**Exercise requirements:**
Look through the material beneath and copy each line with the word "JSON".

**Data to examine:**
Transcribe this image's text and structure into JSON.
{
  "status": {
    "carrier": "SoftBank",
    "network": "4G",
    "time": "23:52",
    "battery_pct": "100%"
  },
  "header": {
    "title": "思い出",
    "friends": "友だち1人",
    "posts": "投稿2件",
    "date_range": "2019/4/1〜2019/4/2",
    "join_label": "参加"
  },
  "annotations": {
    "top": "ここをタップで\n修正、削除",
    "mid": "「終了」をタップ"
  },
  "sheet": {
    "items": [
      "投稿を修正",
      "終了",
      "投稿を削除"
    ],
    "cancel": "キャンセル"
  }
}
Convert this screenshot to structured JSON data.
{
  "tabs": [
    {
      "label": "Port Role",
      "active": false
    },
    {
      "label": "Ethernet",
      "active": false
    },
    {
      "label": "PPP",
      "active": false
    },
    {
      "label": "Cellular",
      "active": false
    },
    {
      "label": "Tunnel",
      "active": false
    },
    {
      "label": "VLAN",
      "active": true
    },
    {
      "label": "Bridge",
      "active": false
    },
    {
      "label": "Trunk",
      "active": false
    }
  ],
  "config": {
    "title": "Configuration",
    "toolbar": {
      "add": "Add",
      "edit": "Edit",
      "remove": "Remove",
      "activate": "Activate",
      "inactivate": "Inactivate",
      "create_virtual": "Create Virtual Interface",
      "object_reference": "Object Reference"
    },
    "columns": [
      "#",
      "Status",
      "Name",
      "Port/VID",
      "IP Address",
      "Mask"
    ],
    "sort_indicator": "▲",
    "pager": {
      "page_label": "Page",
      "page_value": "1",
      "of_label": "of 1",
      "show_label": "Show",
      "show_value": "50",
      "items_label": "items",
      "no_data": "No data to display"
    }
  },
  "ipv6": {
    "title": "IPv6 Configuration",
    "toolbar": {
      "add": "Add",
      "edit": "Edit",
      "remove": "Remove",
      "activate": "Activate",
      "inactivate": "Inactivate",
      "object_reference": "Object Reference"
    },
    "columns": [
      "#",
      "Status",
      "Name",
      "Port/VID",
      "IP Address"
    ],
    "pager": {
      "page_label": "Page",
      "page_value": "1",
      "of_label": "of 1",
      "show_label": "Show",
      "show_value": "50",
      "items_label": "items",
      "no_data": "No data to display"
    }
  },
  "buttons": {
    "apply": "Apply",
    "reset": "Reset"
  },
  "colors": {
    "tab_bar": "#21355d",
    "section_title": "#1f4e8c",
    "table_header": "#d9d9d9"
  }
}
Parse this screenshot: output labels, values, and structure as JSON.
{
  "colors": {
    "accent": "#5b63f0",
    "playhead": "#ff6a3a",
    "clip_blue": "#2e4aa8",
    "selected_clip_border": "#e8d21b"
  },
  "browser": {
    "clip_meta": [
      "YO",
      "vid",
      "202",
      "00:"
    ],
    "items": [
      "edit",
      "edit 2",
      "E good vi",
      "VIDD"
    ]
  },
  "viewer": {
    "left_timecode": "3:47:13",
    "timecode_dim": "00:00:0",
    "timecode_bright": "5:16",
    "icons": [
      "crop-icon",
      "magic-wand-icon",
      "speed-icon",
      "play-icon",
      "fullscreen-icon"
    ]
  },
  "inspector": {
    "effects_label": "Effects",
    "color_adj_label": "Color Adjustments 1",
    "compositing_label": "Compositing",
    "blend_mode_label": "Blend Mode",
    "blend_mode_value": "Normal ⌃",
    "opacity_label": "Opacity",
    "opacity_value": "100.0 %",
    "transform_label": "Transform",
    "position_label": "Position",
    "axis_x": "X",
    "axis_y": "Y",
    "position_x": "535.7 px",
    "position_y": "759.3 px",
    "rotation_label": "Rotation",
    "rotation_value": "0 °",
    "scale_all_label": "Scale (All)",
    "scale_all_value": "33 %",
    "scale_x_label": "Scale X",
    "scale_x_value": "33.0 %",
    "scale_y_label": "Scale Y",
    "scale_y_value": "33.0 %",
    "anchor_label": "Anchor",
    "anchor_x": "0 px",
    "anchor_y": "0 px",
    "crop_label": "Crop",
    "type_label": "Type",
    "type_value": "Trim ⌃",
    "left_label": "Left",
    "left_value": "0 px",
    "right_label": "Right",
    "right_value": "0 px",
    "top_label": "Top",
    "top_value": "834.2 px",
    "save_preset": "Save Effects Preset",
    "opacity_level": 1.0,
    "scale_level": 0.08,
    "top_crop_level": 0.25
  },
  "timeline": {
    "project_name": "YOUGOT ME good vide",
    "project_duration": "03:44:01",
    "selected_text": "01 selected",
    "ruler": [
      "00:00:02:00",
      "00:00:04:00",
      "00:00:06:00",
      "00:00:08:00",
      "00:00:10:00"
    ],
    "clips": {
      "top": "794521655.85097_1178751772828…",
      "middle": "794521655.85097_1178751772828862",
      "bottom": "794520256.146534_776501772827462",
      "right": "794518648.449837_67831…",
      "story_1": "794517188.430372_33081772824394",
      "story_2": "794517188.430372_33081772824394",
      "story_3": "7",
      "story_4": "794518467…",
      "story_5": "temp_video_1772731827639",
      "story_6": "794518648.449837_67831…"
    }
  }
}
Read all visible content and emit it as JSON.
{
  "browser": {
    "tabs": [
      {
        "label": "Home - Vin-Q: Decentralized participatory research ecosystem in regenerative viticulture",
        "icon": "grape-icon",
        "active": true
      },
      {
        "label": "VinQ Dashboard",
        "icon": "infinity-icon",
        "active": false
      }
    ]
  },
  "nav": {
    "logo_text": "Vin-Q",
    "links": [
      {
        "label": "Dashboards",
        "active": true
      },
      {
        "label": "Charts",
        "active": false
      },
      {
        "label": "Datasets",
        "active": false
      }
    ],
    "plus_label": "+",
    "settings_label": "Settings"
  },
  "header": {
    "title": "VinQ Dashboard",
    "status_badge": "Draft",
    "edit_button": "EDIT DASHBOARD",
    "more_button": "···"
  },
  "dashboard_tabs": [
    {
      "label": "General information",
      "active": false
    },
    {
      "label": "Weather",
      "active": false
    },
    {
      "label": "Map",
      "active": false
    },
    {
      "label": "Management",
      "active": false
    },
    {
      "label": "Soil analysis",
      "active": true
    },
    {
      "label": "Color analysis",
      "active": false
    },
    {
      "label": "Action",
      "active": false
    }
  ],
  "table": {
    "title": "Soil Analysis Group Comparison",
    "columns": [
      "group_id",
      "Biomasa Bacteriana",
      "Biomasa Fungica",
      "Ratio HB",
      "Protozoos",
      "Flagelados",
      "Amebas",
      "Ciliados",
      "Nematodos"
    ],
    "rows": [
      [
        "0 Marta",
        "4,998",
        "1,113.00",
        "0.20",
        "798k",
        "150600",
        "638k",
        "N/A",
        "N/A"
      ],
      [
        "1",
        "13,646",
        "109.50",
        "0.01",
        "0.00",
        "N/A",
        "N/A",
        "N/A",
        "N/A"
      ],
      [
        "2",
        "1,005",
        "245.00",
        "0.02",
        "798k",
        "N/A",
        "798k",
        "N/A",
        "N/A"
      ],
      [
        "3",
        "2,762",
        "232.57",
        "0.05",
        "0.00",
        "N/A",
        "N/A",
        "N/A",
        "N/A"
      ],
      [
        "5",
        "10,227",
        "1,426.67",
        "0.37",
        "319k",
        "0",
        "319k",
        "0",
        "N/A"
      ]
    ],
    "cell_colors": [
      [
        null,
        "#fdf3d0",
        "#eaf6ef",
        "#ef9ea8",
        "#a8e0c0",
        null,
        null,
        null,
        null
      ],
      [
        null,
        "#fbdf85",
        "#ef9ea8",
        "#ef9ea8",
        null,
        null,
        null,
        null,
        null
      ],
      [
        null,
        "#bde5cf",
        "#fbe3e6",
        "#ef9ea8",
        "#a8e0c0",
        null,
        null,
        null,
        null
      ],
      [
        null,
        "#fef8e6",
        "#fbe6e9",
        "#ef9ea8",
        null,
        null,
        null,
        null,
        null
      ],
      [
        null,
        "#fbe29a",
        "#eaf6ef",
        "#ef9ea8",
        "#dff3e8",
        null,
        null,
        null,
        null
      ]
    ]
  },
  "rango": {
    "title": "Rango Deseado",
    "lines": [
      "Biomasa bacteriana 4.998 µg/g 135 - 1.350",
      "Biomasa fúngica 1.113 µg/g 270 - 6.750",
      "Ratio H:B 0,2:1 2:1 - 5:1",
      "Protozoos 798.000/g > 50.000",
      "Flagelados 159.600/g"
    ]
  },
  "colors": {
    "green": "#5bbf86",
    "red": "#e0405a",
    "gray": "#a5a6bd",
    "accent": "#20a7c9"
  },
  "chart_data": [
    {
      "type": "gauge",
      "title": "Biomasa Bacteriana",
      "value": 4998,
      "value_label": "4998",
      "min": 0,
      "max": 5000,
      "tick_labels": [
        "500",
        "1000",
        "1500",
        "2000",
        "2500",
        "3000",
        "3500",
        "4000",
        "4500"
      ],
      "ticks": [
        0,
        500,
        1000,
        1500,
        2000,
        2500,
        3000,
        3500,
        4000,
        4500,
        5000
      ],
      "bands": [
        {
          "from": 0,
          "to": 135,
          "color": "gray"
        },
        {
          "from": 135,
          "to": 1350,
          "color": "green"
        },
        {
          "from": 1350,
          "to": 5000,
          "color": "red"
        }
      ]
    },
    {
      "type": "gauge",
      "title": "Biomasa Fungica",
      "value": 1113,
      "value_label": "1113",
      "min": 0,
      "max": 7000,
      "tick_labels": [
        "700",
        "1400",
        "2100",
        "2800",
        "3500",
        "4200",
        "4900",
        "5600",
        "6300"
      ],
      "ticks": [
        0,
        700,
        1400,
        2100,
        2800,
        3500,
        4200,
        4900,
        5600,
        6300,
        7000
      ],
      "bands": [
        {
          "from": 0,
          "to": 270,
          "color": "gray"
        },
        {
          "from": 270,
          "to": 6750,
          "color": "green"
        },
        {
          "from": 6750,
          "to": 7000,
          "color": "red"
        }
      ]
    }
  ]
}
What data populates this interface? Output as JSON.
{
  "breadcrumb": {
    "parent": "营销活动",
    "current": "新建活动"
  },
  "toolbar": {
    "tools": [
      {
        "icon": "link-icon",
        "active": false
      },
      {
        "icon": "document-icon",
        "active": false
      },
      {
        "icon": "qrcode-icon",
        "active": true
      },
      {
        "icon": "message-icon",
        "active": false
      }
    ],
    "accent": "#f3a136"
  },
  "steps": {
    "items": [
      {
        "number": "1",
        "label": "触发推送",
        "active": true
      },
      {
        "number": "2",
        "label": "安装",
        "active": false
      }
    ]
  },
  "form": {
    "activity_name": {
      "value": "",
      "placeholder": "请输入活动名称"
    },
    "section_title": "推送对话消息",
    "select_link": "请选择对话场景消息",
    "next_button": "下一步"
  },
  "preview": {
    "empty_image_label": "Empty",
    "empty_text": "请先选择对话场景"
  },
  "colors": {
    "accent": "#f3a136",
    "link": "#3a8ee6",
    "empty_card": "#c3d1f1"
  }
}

**Task answer:**
Transcribe this image's text and structure into JSON.
Convert this screenshot to structured JSON data.
Parse this screenshot: output labels, values, and structure as JSON.
Read all visible content and emit it as JSON.
What data populates this interface? Output as JSON.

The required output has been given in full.